Leadership shake-up at Young Chicago Authors follows warning of ‘danger to the thousands of young people served’
Artistic director Kevin Coval was ousted, and executive director Rebecca Hunter resigned, the organization said in a statement.
Young Chicago Authors announced major leadership changes Thursday after accusations that some top executives ignored allegations of sexual assault and were cultivating what one staff member called a “culture of silence.”
Longtime artistic director Kevin Coval was ousted and executive director Rebecca Hunter resigned Thursday, according to a Young Chicago Authors statement. Hunter, who had been with the organization since 2011, had previously announced plans to leave in June.
The shake-up was a “direct result of actions by staff on the behalf of the community we serve,” the group’s board of directors said in a statement.
“We acknowledge community members have been advocating for improvements in YCA’s safe space protocols going back as far as 2014,” the statement continued.
Demetrius Amparan, an alum of the group, will serve as interim executive director. Previously, he was manager of donor relations and director of publications and communication.
Founded nearly three decades ago, Young Chicago Authors seeks to promote creative writing among teens and young adults.
The shake-up comes one day after Button Poetry founder and president Sam Van Cook issued a statement, contending Coval didn’t take accusations of sexual assault seriously.
Van Cook said he informed Coval during a 2015 meeting that several college students alleged they had been sexually assaulted by a Young Chicago Authors mentor. Van Cook said Coval allegedly showed “disinterest in the allegations and was dismissive of the issue, the specifics and the risk to his own students” during their encounter.
“I believe that Kevin Coval’s leadership at YCA is a clear and present danger to the thousands of young people served through YCA and Louder Than a Bomb,” Van Cook said in a statement.
Louder Than a Bomb is a youth poetry festival that Young Chicago Authors has held for more than 20 years.
Attempts by the Sun-Times to reach Coval and Hunter for comment Thursday were unsuccessful.
Other members of the poetry community have demanded accountability from Young Chicago Authors leadership, whom some say swept sexual assault allegations under the rug.
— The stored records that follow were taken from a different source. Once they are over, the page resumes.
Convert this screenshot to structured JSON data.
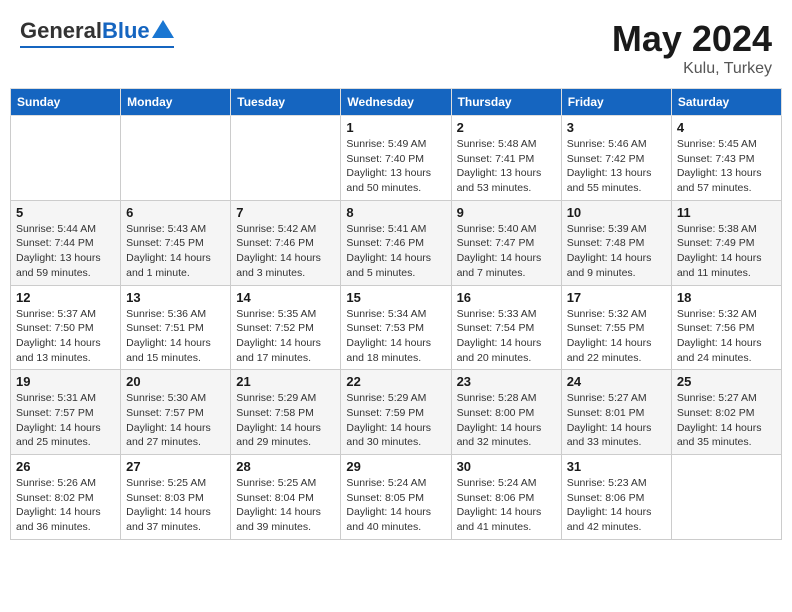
{
  "header": {
    "logo_general": "General",
    "logo_blue": "Blue",
    "month_year": "May 2024",
    "location": "Kulu, Turkey"
  },
  "weekdays": [
    "Sunday",
    "Monday",
    "Tuesday",
    "Wednesday",
    "Thursday",
    "Friday",
    "Saturday"
  ],
  "weeks": [
    [
      {
        "day": "",
        "sunrise": "",
        "sunset": "",
        "daylight": ""
      },
      {
        "day": "",
        "sunrise": "",
        "sunset": "",
        "daylight": ""
      },
      {
        "day": "",
        "sunrise": "",
        "sunset": "",
        "daylight": ""
      },
      {
        "day": "1",
        "sunrise": "Sunrise: 5:49 AM",
        "sunset": "Sunset: 7:40 PM",
        "daylight": "Daylight: 13 hours and 50 minutes."
      },
      {
        "day": "2",
        "sunrise": "Sunrise: 5:48 AM",
        "sunset": "Sunset: 7:41 PM",
        "daylight": "Daylight: 13 hours and 53 minutes."
      },
      {
        "day": "3",
        "sunrise": "Sunrise: 5:46 AM",
        "sunset": "Sunset: 7:42 PM",
        "daylight": "Daylight: 13 hours and 55 minutes."
      },
      {
        "day": "4",
        "sunrise": "Sunrise: 5:45 AM",
        "sunset": "Sunset: 7:43 PM",
        "daylight": "Daylight: 13 hours and 57 minutes."
      }
    ],
    [
      {
        "day": "5",
        "sunrise": "Sunrise: 5:44 AM",
        "sunset": "Sunset: 7:44 PM",
        "daylight": "Daylight: 13 hours and 59 minutes."
      },
      {
        "day": "6",
        "sunrise": "Sunrise: 5:43 AM",
        "sunset": "Sunset: 7:45 PM",
        "daylight": "Daylight: 14 hours and 1 minute."
      },
      {
        "day": "7",
        "sunrise": "Sunrise: 5:42 AM",
        "sunset": "Sunset: 7:46 PM",
        "daylight": "Daylight: 14 hours and 3 minutes."
      },
      {
        "day": "8",
        "sunrise": "Sunrise: 5:41 AM",
        "sunset": "Sunset: 7:46 PM",
        "daylight": "Daylight: 14 hours and 5 minutes."
      },
      {
        "day": "9",
        "sunrise": "Sunrise: 5:40 AM",
        "sunset": "Sunset: 7:47 PM",
        "daylight": "Daylight: 14 hours and 7 minutes."
      },
      {
        "day": "10",
        "sunrise": "Sunrise: 5:39 AM",
        "sunset": "Sunset: 7:48 PM",
        "daylight": "Daylight: 14 hours and 9 minutes."
      },
      {
        "day": "11",
        "sunrise": "Sunrise: 5:38 AM",
        "sunset": "Sunset: 7:49 PM",
        "daylight": "Daylight: 14 hours and 11 minutes."
      }
    ],
    [
      {
        "day": "12",
        "sunrise": "Sunrise: 5:37 AM",
        "sunset": "Sunset: 7:50 PM",
        "daylight": "Daylight: 14 hours and 13 minutes."
      },
      {
        "day": "13",
        "sunrise": "Sunrise: 5:36 AM",
        "sunset": "Sunset: 7:51 PM",
        "daylight": "Daylight: 14 hours and 15 minutes."
      },
      {
        "day": "14",
        "sunrise": "Sunrise: 5:35 AM",
        "sunset": "Sunset: 7:52 PM",
        "daylight": "Daylight: 14 hours and 17 minutes."
      },
      {
        "day": "15",
        "sunrise": "Sunrise: 5:34 AM",
        "sunset": "Sunset: 7:53 PM",
        "daylight": "Daylight: 14 hours and 18 minutes."
      },
      {
        "day": "16",
        "sunrise": "Sunrise: 5:33 AM",
        "sunset": "Sunset: 7:54 PM",
        "daylight": "Daylight: 14 hours and 20 minutes."
      },
      {
        "day": "17",
        "sunrise": "Sunrise: 5:32 AM",
        "sunset": "Sunset: 7:55 PM",
        "daylight": "Daylight: 14 hours and 22 minutes."
      },
      {
        "day": "18",
        "sunrise": "Sunrise: 5:32 AM",
        "sunset": "Sunset: 7:56 PM",
        "daylight": "Daylight: 14 hours and 24 minutes."
      }
    ],
    [
      {
        "day": "19",
        "sunrise": "Sunrise: 5:31 AM",
        "sunset": "Sunset: 7:57 PM",
        "daylight": "Daylight: 14 hours and 25 minutes."
      },
      {
        "day": "20",
        "sunrise": "Sunrise: 5:30 AM",
        "sunset": "Sunset: 7:57 PM",
        "daylight": "Daylight: 14 hours and 27 minutes."
      },
      {
        "day": "21",
        "sunrise": "Sunrise: 5:29 AM",
        "sunset": "Sunset: 7:58 PM",
        "daylight": "Daylight: 14 hours and 29 minutes."
      },
      {
        "day": "22",
        "sunrise": "Sunrise: 5:29 AM",
        "sunset": "Sunset: 7:59 PM",
        "daylight": "Daylight: 14 hours and 30 minutes."
      },
      {
        "day": "23",
        "sunrise": "Sunrise: 5:28 AM",
        "sunset": "Sunset: 8:00 PM",
        "daylight": "Daylight: 14 hours and 32 minutes."
      },
      {
        "day": "24",
        "sunrise": "Sunrise: 5:27 AM",
        "sunset": "Sunset: 8:01 PM",
        "daylight": "Daylight: 14 hours and 33 minutes."
      },
      {
        "day": "25",
        "sunrise": "Sunrise: 5:27 AM",
        "sunset": "Sunset: 8:02 PM",
        "daylight": "Daylight: 14 hours and 35 minutes."
      }
    ],
    [
      {
        "day": "26",
        "sunrise": "Sunrise: 5:26 AM",
        "sunset": "Sunset: 8:02 PM",
        "daylight": "Daylight: 14 hours and 36 minutes."
      },
      {
        "day": "27",
        "sunrise": "Sunrise: 5:25 AM",
        "sunset": "Sunset: 8:03 PM",
        "daylight": "Daylight: 14 hours and 37 minutes."
      },
      {
        "day": "28",
        "sunrise": "Sunrise: 5:25 AM",
        "sunset": "Sunset: 8:04 PM",
        "daylight": "Daylight: 14 hours and 39 minutes."
      },
      {
        "day": "29",
        "sunrise": "Sunrise: 5:24 AM",
        "sunset": "Sunset: 8:05 PM",
        "daylight": "Daylight: 14 hours and 40 minutes."
      },
      {
        "day": "30",
        "sunrise": "Sunrise: 5:24 AM",
        "sunset": "Sunset: 8:06 PM",
        "daylight": "Daylight: 14 hours and 41 minutes."
      },
      {
        "day": "31",
        "sunrise": "Sunrise: 5:23 AM",
        "sunset": "Sunset: 8:06 PM",
        "daylight": "Daylight: 14 hours and 42 minutes."
      },
      {
        "day": "",
        "sunrise": "",
        "sunset": "",
        "daylight": ""
      }
    ]
  ]
}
In a video on Instagram, Amparan acknowledged the individuals who came forward and shared their experiences at Young Chicago Authors, which sends professional writers into Chicago schools to teach and talk about writing.
“Your voices are heard, clearly, and I want to respectfully say my heart is with you,” the interim executive director said. “Since I can remember, YCA has been a platform for people who have felt unseen and unheard. The moment we begin to not listen to these stories, is the moment we become a direct disservice to our mission.”
In light of recent events, Ana Wright, the organization’s director of programing, said all programs have been paused as the staff creates a “90-day safe space plan” intended to “reverse the culture of silence that previous leadership decisions cultivated.
“We realize that we have to reestablish your trust and we understand that we have a lot of difficult and meaningful work ahead of us,” Wright said on Instagram. “We are very energized and unified in our collective reimagining of YCA and we will continue to keep you updated on our goals, progress and initiatives as they become available. You are the focus of the work that we plan to continue to do.”
It’s unclear how or if this program suspension will affect Louder Than a Bomb, the five-week youth poetry festival founded by Coval in 2000. That event, widely considered the world’s largest youth slam, is scheduled to take place virtually, starting March 13.